Would you print the full listing word for word?

■ ■ ■ ■ ■

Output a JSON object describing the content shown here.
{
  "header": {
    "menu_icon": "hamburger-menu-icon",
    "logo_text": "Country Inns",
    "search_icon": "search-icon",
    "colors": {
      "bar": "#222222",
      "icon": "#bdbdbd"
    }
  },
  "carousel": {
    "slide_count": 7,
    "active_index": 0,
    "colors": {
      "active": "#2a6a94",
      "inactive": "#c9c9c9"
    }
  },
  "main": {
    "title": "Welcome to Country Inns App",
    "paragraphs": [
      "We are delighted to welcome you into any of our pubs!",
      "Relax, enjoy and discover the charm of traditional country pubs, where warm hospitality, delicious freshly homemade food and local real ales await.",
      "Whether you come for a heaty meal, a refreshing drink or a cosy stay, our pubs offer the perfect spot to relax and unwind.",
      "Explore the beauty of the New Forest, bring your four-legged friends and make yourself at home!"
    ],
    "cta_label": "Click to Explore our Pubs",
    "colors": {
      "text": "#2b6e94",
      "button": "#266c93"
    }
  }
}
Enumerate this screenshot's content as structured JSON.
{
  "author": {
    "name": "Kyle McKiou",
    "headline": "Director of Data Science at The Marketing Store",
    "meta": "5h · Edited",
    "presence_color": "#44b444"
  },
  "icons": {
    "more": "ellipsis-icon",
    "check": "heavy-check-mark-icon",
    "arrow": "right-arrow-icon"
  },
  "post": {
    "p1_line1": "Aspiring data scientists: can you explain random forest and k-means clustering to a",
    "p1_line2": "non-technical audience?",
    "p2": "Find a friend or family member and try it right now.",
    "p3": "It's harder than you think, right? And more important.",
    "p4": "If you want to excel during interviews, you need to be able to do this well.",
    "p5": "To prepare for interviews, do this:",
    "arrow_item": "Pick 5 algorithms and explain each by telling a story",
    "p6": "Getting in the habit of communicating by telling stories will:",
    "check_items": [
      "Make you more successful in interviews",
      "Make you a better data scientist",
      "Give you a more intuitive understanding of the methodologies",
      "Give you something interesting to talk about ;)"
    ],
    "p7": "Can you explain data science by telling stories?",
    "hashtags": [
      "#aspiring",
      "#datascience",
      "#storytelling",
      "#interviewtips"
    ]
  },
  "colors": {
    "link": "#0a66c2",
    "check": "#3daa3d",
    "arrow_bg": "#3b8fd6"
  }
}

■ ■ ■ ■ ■

§ OUTPUT FOR THIS EXERCISE
Output a JSON object describing the content shown here.
{
  "header": {
    "menu_icon": "hamburger-menu-icon",
    "logo_text": "Country Inns",
    "search_icon": "search-icon",
    "colors": {
      "bar": "#222222",
      "icon": "#bdbdbd"
    }
  },
  "carousel": {
    "slide_count": 7,
    "active_index": 0,
    "colors": {
      "active": "#2a6a94",
      "inactive": "#c9c9c9"
    }
  },
  "main": {
    "title": "Welcome to Country Inns App",
    "paragraphs": [
      "We are delighted to welcome you into any of our pubs!",
      "Relax, enjoy and discover the charm of traditional country pubs, where warm hospitality, delicious freshly homemade food and local real ales await.",
      "Whether you come for a heaty meal, a refreshing drink or a cosy stay, our pubs offer the perfect spot to relax and unwind.",
      "Explore the beauty of the New Forest, bring your four-legged friends and make yourself at home!"
    ],
    "cta_label": "Click to Explore our Pubs",
    "colors": {
      "text": "#2b6e94",
      "button": "#266c93"
    }
  }
}
Enumerate this screenshot's content as structured JSON.
{
  "author": {
    "name": "Kyle McKiou",
    "headline": "Director of Data Science at The Marketing Store",
    "meta": "5h · Edited",
    "presence_color": "#44b444"
  },
  "icons": {
    "more": "ellipsis-icon",
    "check": "heavy-check-mark-icon",
    "arrow": "right-arrow-icon"
  },
  "post": {
    "p1_line1": "Aspiring data scientists: can you explain random forest and k-means clustering to a",
    "p1_line2": "non-technical audience?",
    "p2": "Find a friend or family member and try it right now.",
    "p3": "It's harder than you think, right? And more important.",
    "p4": "If you want to excel during interviews, you need to be able to do this well.",
    "p5": "To prepare for interviews, do this:",
    "arrow_item": "Pick 5 algorithms and explain each by telling a story",
    "p6": "Getting in the habit of communicating by telling stories will:",
    "check_items": [
      "Make you more successful in interviews",
      "Make you a better data scientist",
      "Give you a more intuitive understanding of the methodologies",
      "Give you something interesting to talk about ;)"
    ],
    "p7": "Can you explain data science by telling stories?",
    "hashtags": [
      "#aspiring",
      "#datascience",
      "#storytelling",
      "#interviewtips"
    ]
  },
  "colors": {
    "link": "#0a66c2",
    "check": "#3daa3d",
    "arrow_bg": "#3b8fd6"
  }
}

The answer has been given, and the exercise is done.